Stored records
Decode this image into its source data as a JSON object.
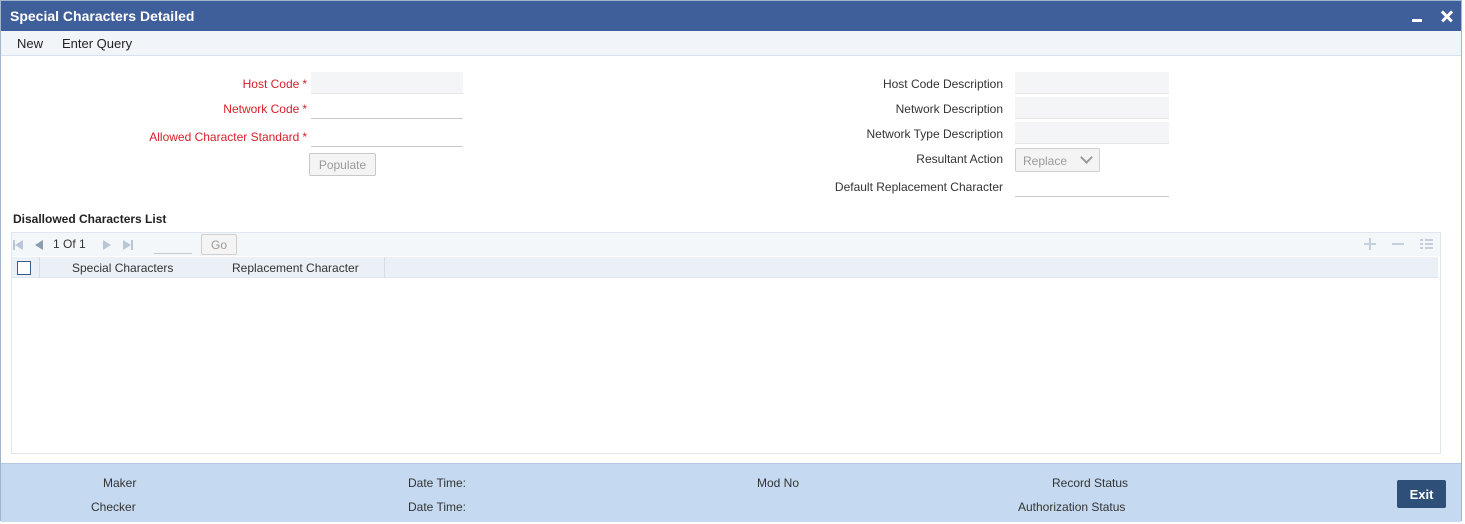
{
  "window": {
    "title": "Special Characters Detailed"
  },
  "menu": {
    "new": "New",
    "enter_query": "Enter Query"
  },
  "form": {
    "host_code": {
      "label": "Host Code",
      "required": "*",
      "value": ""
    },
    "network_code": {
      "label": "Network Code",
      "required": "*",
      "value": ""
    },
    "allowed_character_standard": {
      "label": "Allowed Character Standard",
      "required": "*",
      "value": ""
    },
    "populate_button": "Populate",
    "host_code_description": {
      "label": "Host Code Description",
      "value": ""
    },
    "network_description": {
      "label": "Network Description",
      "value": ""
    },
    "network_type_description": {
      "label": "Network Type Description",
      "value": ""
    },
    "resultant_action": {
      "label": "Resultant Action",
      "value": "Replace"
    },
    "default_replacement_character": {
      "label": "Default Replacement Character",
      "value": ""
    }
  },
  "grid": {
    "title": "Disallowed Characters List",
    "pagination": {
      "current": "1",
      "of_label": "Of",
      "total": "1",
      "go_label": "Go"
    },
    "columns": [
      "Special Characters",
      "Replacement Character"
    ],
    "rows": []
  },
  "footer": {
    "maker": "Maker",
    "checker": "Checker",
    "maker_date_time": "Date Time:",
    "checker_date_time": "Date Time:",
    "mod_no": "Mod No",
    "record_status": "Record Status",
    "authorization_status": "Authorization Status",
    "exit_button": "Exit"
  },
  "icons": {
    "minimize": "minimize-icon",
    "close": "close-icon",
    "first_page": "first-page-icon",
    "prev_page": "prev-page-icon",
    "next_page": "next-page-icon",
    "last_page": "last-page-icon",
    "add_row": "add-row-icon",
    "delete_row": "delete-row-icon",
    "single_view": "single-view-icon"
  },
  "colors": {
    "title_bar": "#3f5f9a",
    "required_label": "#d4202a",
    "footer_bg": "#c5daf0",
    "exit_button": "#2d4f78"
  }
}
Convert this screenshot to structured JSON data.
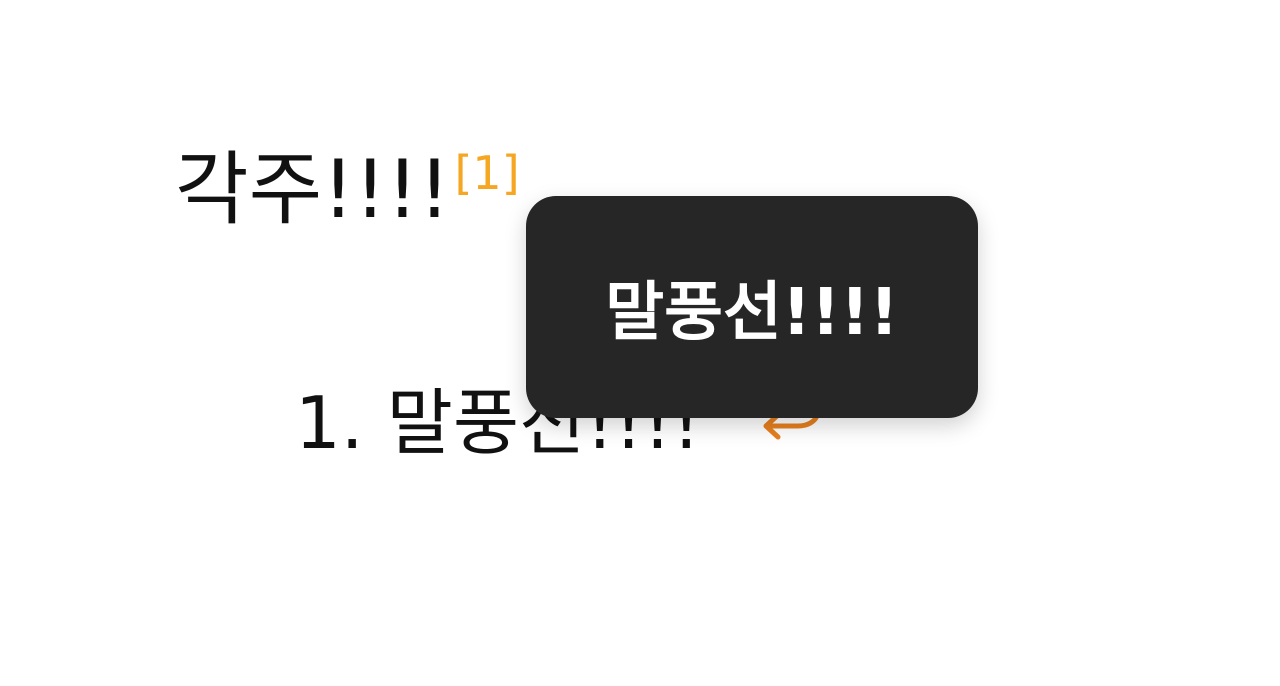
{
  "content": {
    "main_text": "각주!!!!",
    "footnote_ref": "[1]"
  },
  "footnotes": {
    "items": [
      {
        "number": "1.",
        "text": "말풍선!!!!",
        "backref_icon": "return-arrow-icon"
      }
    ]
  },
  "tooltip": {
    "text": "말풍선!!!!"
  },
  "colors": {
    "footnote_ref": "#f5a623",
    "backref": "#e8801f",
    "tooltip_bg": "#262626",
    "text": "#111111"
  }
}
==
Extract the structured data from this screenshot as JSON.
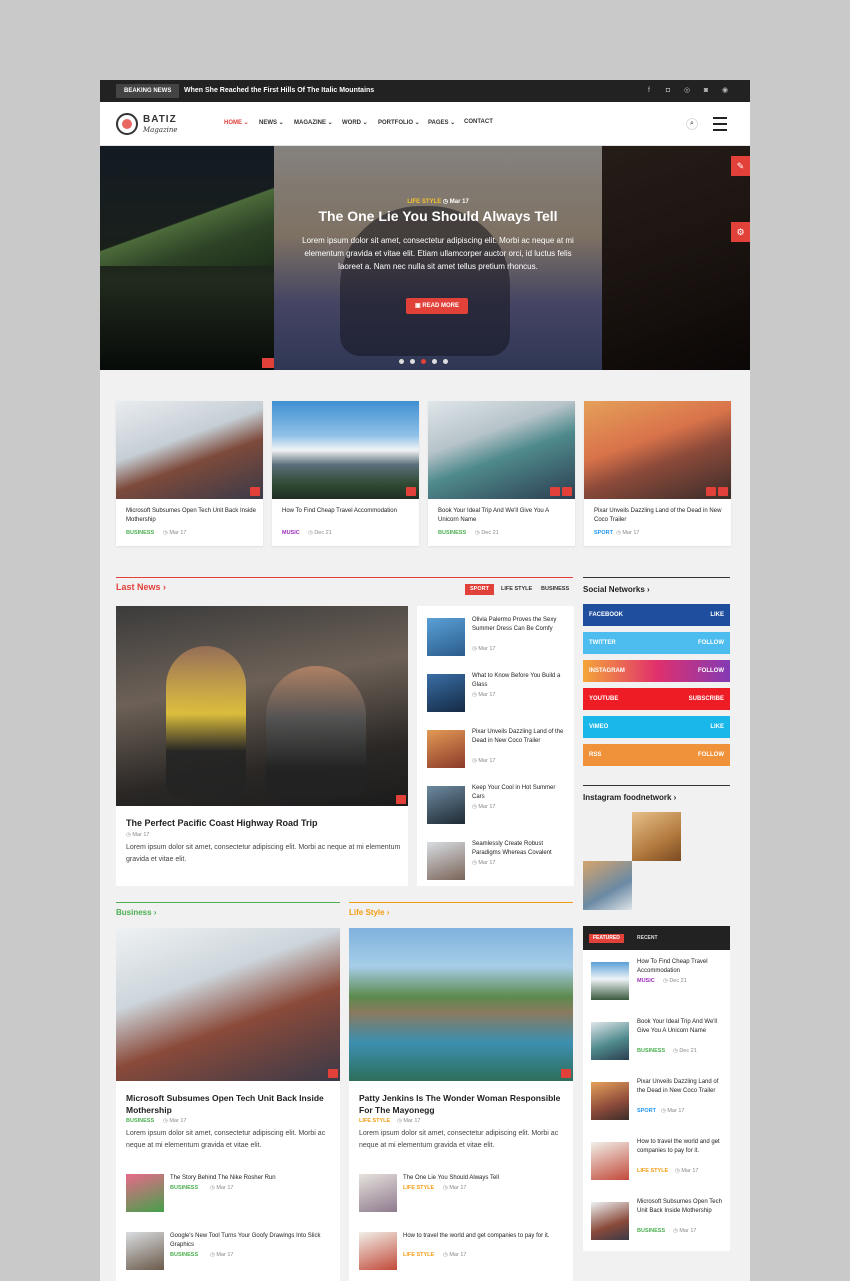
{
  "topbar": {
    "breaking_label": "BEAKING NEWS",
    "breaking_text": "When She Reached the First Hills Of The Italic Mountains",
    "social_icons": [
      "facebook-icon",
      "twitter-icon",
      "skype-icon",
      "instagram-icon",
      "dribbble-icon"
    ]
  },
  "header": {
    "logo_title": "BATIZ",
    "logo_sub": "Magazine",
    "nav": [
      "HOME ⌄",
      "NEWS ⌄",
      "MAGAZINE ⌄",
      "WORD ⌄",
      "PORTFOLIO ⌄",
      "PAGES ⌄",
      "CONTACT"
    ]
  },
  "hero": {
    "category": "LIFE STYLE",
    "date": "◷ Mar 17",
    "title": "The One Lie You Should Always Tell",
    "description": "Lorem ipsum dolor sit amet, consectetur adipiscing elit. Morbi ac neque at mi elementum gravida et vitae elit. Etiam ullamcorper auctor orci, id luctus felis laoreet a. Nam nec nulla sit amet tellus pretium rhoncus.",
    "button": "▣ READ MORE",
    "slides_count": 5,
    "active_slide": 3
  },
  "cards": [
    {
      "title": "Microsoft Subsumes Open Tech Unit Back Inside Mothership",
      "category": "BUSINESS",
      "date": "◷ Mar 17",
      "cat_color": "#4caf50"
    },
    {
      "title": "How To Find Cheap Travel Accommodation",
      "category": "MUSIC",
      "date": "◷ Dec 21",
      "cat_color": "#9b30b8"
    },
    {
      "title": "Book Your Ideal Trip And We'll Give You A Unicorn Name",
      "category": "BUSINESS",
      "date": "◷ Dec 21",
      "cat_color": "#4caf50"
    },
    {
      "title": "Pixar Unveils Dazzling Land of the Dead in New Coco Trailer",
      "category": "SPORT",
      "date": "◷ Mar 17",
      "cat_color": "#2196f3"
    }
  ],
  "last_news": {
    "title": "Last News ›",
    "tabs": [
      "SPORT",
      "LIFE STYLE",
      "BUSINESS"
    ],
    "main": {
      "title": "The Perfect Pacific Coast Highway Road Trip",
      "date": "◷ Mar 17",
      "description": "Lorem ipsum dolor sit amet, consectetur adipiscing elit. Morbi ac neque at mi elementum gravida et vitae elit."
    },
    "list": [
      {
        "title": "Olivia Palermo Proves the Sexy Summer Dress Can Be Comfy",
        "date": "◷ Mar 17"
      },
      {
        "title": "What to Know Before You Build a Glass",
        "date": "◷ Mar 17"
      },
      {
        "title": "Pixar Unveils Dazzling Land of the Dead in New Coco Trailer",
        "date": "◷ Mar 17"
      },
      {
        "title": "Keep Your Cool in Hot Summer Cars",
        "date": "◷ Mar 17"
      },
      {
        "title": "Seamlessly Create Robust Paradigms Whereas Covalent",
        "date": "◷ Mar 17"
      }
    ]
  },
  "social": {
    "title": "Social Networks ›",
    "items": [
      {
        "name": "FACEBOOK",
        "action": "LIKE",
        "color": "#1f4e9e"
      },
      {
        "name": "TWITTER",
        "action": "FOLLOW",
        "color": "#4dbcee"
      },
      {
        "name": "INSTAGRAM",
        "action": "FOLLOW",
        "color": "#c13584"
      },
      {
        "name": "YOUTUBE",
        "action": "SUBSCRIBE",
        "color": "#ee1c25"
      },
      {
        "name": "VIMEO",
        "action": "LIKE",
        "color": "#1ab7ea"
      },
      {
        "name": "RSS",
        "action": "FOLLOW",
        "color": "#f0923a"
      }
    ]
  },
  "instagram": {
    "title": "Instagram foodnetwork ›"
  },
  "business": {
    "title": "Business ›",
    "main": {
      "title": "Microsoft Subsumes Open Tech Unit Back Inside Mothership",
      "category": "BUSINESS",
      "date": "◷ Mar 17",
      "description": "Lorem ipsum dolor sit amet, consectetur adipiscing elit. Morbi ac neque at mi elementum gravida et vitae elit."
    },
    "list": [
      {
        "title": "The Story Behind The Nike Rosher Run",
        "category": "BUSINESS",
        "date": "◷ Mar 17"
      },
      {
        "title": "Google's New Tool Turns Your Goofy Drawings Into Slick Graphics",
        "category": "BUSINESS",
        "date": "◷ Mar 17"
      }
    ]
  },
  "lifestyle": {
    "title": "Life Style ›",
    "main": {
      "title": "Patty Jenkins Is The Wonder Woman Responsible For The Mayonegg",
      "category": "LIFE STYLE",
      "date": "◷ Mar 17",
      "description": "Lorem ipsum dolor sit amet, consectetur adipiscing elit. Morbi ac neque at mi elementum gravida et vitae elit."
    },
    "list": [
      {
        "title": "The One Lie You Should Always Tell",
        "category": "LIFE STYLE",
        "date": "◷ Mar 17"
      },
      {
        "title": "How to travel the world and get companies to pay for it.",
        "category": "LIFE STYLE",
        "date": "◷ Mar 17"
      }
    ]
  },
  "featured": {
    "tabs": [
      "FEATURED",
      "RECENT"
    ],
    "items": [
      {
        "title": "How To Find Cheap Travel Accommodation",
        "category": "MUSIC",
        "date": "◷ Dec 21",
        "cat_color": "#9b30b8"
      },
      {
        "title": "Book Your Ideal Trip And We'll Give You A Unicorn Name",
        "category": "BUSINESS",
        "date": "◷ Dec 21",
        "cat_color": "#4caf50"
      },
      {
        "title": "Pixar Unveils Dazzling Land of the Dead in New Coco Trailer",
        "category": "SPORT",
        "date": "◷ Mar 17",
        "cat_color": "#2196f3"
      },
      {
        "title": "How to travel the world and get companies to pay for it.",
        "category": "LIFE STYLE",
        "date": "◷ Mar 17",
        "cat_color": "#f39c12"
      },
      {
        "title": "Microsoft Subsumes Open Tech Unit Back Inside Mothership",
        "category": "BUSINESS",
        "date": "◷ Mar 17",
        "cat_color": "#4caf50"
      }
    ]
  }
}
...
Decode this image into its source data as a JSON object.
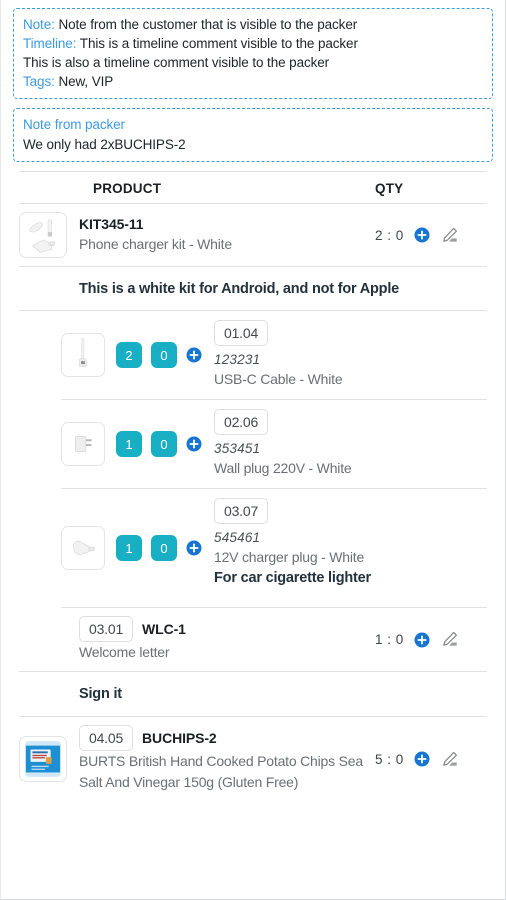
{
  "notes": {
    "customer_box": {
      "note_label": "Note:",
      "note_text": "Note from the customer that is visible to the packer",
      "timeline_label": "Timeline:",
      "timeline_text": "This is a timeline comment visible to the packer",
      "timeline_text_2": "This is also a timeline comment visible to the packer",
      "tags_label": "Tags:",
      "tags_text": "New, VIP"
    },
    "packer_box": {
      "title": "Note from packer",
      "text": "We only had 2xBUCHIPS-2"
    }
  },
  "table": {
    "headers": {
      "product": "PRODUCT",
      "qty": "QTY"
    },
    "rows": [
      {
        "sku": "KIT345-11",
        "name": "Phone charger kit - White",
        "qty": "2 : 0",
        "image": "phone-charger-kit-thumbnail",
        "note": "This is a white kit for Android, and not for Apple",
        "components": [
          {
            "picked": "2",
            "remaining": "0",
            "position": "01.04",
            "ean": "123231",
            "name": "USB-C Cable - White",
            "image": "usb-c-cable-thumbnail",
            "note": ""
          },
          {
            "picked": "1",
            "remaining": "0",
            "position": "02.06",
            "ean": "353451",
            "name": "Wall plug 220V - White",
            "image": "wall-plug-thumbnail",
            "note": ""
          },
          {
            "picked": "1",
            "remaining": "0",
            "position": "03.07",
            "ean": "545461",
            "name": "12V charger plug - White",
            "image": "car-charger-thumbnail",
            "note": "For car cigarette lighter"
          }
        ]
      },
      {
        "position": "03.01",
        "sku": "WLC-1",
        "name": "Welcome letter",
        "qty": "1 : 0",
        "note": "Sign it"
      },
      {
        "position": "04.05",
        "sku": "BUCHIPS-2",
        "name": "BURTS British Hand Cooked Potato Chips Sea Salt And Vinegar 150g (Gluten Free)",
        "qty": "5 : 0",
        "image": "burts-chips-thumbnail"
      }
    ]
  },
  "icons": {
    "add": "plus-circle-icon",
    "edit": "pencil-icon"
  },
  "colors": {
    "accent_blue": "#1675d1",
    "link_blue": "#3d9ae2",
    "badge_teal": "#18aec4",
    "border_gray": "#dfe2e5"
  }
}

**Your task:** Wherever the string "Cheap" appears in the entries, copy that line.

**Response area:**
      "title": "How To Find Cheap Travel Accommodation",
        "title": "How To Find Cheap Travel Accommodation",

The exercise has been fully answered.